Baltimore entered the game with a league-low six plays of 20 or more yards. They averaged a league-low 5 yards per passing attempt.
Flacco and Wallace connected for two plays over 50 yards in the first half of Sunday's game, then hit another clutch completion of 27 yards late in the third quarter.
Flacco said the best part of the opening deep ball was that the Ravens finished the drive with a touchdown. But after saying the Ravens needed to hit more chunk plays, Flacco was definitely happy to get the green light on more long balls.
"It definitely was good to let the ball go down the field and let Mike go get one," Flacco said. "You can see it on his face when he starts getting involved, how much he gets revved up and how much that helps our offense."

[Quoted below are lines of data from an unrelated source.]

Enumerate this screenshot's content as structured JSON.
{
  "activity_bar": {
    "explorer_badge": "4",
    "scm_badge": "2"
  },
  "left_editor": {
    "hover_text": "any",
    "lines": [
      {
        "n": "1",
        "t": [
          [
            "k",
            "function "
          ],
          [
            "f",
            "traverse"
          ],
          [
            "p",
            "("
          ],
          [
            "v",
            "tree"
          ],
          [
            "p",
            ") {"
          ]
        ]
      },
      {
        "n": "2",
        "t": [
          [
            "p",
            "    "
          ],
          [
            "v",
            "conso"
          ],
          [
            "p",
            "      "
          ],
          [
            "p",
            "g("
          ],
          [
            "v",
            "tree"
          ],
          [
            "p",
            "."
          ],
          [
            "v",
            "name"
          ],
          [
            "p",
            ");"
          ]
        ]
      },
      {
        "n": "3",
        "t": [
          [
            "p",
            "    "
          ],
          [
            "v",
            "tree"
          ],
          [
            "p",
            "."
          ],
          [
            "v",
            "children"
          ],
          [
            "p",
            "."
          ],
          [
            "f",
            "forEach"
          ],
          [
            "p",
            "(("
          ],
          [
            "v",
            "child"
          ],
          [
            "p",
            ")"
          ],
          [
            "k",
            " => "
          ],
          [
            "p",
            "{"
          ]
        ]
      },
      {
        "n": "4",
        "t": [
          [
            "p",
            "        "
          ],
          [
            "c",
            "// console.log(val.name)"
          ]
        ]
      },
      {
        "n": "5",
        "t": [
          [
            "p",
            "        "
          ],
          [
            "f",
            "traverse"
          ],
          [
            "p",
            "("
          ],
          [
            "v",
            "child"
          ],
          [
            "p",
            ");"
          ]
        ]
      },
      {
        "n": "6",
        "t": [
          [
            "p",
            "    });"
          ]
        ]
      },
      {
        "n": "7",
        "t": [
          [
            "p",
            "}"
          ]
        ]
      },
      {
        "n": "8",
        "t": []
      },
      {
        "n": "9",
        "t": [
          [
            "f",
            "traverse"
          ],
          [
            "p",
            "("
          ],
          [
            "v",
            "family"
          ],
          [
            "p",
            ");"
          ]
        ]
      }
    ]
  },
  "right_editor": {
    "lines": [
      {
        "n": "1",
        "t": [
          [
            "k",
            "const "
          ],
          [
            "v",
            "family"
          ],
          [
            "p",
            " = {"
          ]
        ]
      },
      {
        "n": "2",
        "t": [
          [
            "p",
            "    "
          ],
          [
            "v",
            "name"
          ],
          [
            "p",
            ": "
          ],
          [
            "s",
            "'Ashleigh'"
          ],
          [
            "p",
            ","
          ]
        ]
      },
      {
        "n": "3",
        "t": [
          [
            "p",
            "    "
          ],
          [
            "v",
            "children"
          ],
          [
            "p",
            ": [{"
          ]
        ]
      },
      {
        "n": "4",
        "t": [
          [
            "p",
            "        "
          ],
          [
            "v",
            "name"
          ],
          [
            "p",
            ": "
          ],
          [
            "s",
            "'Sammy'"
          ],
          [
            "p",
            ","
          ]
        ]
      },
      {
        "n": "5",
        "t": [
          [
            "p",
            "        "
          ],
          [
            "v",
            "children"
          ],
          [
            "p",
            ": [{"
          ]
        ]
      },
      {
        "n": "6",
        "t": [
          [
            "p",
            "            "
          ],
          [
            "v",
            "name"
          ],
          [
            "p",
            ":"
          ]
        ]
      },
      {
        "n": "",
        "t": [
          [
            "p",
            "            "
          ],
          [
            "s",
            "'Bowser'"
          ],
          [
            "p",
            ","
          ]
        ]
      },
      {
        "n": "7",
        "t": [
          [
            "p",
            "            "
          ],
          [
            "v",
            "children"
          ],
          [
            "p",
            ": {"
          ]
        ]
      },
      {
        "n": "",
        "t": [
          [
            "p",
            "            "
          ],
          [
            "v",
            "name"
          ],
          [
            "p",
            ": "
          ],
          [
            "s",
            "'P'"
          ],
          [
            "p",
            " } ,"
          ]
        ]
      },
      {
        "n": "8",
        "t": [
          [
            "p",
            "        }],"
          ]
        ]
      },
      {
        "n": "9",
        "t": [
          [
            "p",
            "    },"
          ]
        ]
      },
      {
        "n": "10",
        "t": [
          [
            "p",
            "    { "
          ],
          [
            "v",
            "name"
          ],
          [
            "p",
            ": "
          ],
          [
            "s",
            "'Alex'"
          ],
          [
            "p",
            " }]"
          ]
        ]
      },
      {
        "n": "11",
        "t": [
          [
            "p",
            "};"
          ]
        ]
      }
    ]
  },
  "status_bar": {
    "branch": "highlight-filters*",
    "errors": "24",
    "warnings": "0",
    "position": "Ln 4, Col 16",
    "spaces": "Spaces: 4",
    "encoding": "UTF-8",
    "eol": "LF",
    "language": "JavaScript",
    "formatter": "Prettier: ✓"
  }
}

Wallace had a slow start to the season with three catches for 21 yards in the first three games. Though he joked that he wanted the ball more, he kept a confident and positive attitude.
Wallace showed some signs of a breakout last week when he caught six passes for 55 yards and a touchdown against the Pittsburgh Steelers. But he also dropped what would have been a long gain down the left sideline.
He made the plays when they came his way Sunday, finishing with three catches for 133 yards.
After the 52-yard catch at the start of the game, he added a 54-yard grab in the second quarter on another Flacco bomb. Wallace outraced two Raiders defenders down the middle of the field and slowed down a bit to make the tough basket catch.
Since he entered the league in 2009, Wallace owns the second-most catches of 50 yards or more. His two on Sunday gives him 25 for his career.
"We do it all the time in practice, so we know what we can do," Wallace said. "It's just a matter of it playing out the way we want it to – the right coverage, the right timing, everything. There's a lot going into catching long passes more than dropping back and throwing it."
The Ravens offense stumbled a bit early in the third quarter, but just when the Raiders cut Baltimore's lead to 7, Flacco and Wallace connected on another huge play.
Baltimore was facing a third-and-8 near midfield when the Raiders brought a blitz. Baltimore's offensive line picked it up well and Flacco bought some time in the pocket, then stepped into a 27-yard laser to Wallace. The Ravens added a 21-yard field goal that made a huge difference.
The Ravens offense held the team back in the past two losses, but it scored 23 points (Jimmy Smith returned a fumble for a 47-yard touchdown) Sunday in a tough environment.
The offensive line played a spectacular game, paving the way for 143 rushing yards and keeping Flacco upright. The Ravens knew they had a good ground game though. Now if they can continue hitting big plays on offense, it could be a dangerous unit.
"You get the mojo rolling," Wallace said. "We have a lot of good players on our team. It's just the rhythm. We get into a rhythm, we'll be hard to stop."